Into the Wild is a non-fictional account of the wilderness survival and eventual death of Christopher McCandless, a teenager who left home to experience nature's grandeur. The survival of McCandless's journals and the accounts of those he met with on his travels paint a vivid picture of a determined young man wrestling with personal demons through travel. McCandless dies alone in the Alaskan wilderness at the conclusion of the novel.

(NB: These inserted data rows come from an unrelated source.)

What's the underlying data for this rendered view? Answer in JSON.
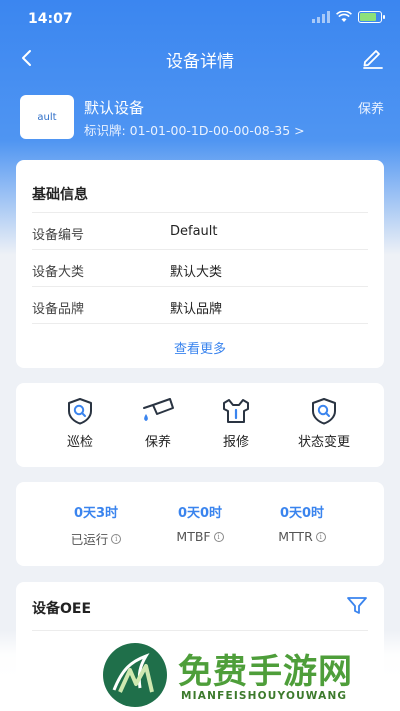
{
  "status_bar": {
    "time": "14:07"
  },
  "nav": {
    "title": "设备详情"
  },
  "device": {
    "logo_text": "ault",
    "name": "默认设备",
    "plate": "标识牌: 01-01-00-1D-00-00-08-35 >",
    "status": "保养"
  },
  "basic_info": {
    "title": "基础信息",
    "rows": [
      {
        "key": "设备编号",
        "value": "Default"
      },
      {
        "key": "设备大类",
        "value": "默认大类"
      },
      {
        "key": "设备品牌",
        "value": "默认品牌"
      }
    ],
    "more_label": "查看更多"
  },
  "actions": [
    {
      "label": "巡检",
      "icon": "shield-search-icon"
    },
    {
      "label": "保养",
      "icon": "oil-can-icon"
    },
    {
      "label": "报修",
      "icon": "wrench-icon"
    },
    {
      "label": "状态变更",
      "icon": "shield-search-icon"
    }
  ],
  "stats": [
    {
      "value": "0天3时",
      "label": "已运行"
    },
    {
      "value": "0天0时",
      "label": "MTBF"
    },
    {
      "value": "0天0时",
      "label": "MTTR"
    }
  ],
  "oee": {
    "title": "设备OEE"
  },
  "watermark": {
    "text": "免费手游网",
    "sub": "MIANFEISHOUYOUWANG"
  },
  "colors": {
    "primary": "#3a84ee",
    "header": "#3b86f0",
    "background": "#eef1f6"
  }
}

Yet another man who people have compared McCandless to is Carl McCunn. As a worker on the Trans-Alaska Pipeline in the '70s, McCunn was in Alaska already and, in 1981, requested to be flown to a remote lake above the Coleen River. He forgot to request a flight back, though, and soon ran out of food in his cabin. Rather than attempting to walk back out of the wilderness, he wastes away in his cabin and eventually shot himself. Krakauer goes on to compare McCunn and McCandless’s lack of common sense and foresight in their planning. He also states that McCandless was not mentally ill, but that McCunn and Waterman both were. The argument of whether McCandless was in fact mentally ill is railed against by Krakauer, saying he knew he would likely not survive in the wild and did not think he would be saved as the other men did.